Puff up the lighter to the legalization of marijuana on a federal level, while we take a look at some major important reasons why pot needs to become legal. Marijuana is clearly unlike cigarettes and alcohol, which are extremely toxic and fatal to the human body and those that surround it. Marijuana is not a drug that has side effects that last as long as cigarettes or alcohol. Unlike alcohol and cigarettes one argument is that it’s probably the safest drug in the world unlike how the federal government controls it. We also have various arguments from the medical perspective and how they claim it can be beneficial to various individuals. Then there is another argument which brings up the fact that while marijuana remains to be illegal we will see an increase in criminal activity not just from the United States but the international borders as well.
"NIDA InfoFacts: Marijuana.” National Institute of Drug Abuse, Nov. 2010. Web. 12 Dec. 2011. .
...houses and paraphernalia stores. Establishments like these would create more jobs and increase industry sales thereby creating more revenue. Opponents may argue that marijuana legalization will create large health problems. The fact of the matter is that the amount of revenue brought in from marijuana will more then cover the costs of addiction and any other health problems. Opponents may also argue that regulating the sale and distribution of marijuana would be too difficult. Marijuana regulation would be very similar to that of alcohol and tobacco. These have proved to be very strong and worthwhile economic benefactors to the United States. The numbers provided above prove that legalized marijuana would be a very welcomed addition to our economy.
A 2012 poll showed that 58% of Americans are in favor of decriminalization of drugs like Marijuana, as opposed to 12% back in 1969.  Many Americans feel that the war on drugs has failed, and that our police officers and other federal institutions could be making better use of their time, effort, and fiscal resources. The cost of this war on drugs has become so great. Not only does the war cost billions to enforce, but countless lives are lost as the cartels become more violent in their pursuit of power.
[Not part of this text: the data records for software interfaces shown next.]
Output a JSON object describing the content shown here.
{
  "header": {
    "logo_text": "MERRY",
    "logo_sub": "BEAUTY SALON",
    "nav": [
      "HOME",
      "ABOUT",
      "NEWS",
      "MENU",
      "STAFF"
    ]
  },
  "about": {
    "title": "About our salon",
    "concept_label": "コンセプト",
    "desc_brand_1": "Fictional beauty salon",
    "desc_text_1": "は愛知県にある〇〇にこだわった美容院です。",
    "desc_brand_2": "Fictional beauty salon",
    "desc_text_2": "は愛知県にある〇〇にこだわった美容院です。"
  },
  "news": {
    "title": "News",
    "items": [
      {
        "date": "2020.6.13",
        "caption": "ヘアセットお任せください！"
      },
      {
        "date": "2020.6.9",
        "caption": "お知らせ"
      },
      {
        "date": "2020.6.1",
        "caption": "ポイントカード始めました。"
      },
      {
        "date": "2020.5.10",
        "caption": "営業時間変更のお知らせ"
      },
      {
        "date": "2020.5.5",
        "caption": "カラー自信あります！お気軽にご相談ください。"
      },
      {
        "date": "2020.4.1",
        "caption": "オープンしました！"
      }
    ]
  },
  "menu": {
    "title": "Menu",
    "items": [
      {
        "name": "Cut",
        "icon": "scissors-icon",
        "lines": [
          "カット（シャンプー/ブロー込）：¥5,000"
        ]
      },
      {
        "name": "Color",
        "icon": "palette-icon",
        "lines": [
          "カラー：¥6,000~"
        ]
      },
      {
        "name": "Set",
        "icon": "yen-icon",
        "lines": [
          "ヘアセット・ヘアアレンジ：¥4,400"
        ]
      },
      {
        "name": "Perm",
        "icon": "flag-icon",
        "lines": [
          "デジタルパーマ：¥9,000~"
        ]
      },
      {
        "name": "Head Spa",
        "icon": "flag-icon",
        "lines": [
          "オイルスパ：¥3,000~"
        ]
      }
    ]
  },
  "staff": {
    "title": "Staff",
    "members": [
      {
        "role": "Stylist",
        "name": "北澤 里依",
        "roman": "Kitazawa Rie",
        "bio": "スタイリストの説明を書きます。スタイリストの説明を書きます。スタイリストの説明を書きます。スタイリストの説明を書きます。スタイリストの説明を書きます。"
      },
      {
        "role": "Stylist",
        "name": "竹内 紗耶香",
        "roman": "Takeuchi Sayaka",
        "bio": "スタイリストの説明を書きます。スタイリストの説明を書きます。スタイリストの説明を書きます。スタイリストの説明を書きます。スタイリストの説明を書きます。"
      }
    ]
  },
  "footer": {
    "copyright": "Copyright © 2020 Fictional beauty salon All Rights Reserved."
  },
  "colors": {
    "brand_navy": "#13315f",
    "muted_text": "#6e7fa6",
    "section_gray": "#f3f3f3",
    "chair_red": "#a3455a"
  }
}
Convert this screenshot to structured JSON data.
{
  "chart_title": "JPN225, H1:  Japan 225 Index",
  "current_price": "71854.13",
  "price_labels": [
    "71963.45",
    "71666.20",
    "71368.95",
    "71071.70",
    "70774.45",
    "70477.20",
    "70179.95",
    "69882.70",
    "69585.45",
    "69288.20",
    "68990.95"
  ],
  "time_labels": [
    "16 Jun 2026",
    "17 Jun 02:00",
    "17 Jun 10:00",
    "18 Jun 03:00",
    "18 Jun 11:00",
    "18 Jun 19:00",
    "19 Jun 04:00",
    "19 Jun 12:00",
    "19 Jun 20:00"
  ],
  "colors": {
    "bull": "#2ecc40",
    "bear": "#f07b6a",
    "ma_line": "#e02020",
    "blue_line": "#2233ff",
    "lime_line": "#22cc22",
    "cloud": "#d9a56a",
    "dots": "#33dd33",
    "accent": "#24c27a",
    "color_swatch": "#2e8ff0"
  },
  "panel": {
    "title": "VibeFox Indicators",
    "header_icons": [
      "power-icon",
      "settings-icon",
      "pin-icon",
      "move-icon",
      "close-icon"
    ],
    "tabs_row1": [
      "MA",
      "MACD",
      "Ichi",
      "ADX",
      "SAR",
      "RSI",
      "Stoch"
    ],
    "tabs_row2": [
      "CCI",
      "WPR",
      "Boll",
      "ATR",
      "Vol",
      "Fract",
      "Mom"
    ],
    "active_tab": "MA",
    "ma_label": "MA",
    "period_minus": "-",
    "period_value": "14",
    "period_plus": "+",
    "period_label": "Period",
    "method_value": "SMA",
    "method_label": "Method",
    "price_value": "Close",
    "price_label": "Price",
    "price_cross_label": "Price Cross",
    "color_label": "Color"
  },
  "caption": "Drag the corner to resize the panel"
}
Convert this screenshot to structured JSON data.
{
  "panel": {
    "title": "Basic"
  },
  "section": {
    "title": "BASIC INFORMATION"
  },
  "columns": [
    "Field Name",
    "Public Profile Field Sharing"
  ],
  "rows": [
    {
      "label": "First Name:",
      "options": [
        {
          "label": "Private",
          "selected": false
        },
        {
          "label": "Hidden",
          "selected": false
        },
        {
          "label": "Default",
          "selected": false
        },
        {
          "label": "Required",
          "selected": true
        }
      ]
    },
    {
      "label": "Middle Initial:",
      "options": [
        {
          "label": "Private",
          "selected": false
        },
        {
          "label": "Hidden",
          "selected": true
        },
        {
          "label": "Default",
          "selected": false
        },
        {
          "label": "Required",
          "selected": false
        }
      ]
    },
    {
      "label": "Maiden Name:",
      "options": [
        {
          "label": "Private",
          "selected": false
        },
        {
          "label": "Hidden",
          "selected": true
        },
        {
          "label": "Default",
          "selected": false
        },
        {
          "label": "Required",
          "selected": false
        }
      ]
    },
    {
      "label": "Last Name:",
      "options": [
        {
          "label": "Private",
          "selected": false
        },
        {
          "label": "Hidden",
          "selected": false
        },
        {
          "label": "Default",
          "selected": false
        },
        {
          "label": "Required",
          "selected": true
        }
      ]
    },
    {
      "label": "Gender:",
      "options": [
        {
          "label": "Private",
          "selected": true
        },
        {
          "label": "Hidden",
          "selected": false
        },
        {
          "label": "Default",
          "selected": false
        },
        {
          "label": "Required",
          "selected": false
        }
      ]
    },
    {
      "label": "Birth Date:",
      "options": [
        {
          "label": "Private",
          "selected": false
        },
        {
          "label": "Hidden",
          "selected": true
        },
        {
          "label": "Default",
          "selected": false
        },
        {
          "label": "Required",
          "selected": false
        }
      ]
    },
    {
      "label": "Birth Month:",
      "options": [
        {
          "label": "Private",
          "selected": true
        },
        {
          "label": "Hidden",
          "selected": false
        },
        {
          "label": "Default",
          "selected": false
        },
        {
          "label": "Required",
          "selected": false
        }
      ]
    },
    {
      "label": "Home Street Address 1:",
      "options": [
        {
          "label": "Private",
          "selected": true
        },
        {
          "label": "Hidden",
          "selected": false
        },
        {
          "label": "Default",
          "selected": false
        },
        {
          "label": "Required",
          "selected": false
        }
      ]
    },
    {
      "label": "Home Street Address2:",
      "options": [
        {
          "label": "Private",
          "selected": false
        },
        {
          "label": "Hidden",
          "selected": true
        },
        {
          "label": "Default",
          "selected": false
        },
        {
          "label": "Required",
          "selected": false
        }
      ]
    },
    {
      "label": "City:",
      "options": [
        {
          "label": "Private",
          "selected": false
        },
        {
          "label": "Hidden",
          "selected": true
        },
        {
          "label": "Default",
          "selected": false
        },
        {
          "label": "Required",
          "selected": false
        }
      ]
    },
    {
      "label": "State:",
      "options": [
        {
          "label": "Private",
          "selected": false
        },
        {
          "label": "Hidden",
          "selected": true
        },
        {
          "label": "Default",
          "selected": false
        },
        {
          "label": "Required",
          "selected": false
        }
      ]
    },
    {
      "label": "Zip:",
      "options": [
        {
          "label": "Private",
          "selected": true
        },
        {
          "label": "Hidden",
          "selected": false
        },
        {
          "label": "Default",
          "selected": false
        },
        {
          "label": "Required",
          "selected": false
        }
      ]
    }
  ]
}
In every life there occur seminal events that modify the seemingly established trajectory of one's personal history. For me, three of the four big ones were, in chronological order, the decision to go to medical school, the extraordinary good fortune of meeting the woman I married, and the gift of children. The fourth was my improbable encounter with cannabis, an event that divided my life into two eras; the before cannabis era, and the cannabis era (my son David refers to these phases of my life as BC and AD for before cannabis and after dope). My cannabis era began to unfold in 1967. As the senior author of a book on schizophrenia, I found myself with what I estimated would be two to three relatively free months before my co-authors would finish their chapters. Because I had become concerned that so many young people were using the terribly dangerous drug marijuana, I decided to use the time to review the medical literature so that I could write a reasonably objective and scientifically sound paper on the harmfulness of this substance. Young people were ignoring the warnings of the government, but perhaps some would seriously consider a well-documented review of the available data. So I began my systematic review of the medical and scientific literature bearing on the toxicity -- mental and physical -- of marijuana. It never occurred to me then that there were other dimensions of this drug that warranted exploration.